**Exercise requirements**.
Find all lines with the word "슬라이드" in the material, then copy them.
##### Records provided #####
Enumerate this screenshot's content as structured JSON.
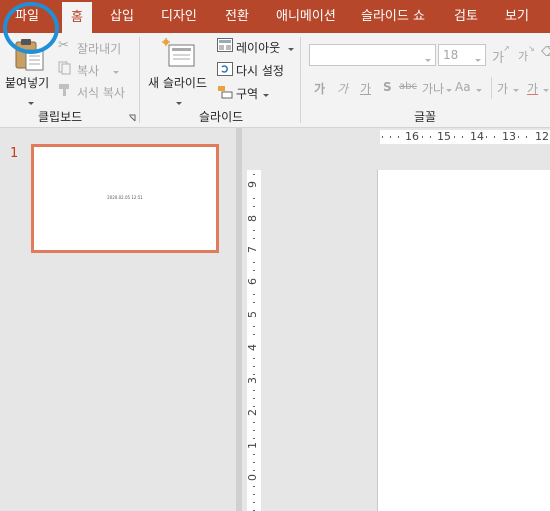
{
  "tabs": [
    "파일",
    "홈",
    "삽입",
    "디자인",
    "전환",
    "애니메이션",
    "슬라이드 쇼",
    "검토",
    "보기"
  ],
  "active_tab": "홈",
  "clipboard": {
    "paste": "붙여넣기",
    "cut": "잘라내기",
    "copy": "복사",
    "format_painter": "서식 복사",
    "group_label": "클립보드"
  },
  "slides_group": {
    "new_slide": "새 슬라이드",
    "layout": "레이아웃",
    "reset": "다시 설정",
    "section": "구역",
    "group_label": "슬라이드"
  },
  "font_group": {
    "font_name": "",
    "font_size": "18",
    "group_label": "글꼴",
    "grow": "가",
    "shrink": "가",
    "bold": "가",
    "italic": "가",
    "underline": "가",
    "shadow": "S",
    "strike": "abc",
    "spacing": "가나",
    "case": "Aa",
    "highlight": "가",
    "color": "가"
  },
  "thumbnail": {
    "number": "1",
    "text": "2020.02.05 12:51"
  },
  "ruler": {
    "horizontal": [
      "16",
      "15",
      "14",
      "13",
      "12"
    ],
    "vertical": [
      "9",
      "8",
      "7",
      "6",
      "5",
      "4",
      "3",
      "2",
      "1",
      "0"
    ]
  },
  "colors": {
    "tab_bar": "#b7472a",
    "ribbon": "#f3f3f3",
    "thumbnail_border": "#e07b5c",
    "highlight_circle": "#1f8fd8"
  }
}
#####
**Response area**.
    "슬라이드 쇼",
    "new_slide": "새 슬라이드",
    "group_label": "슬라이드"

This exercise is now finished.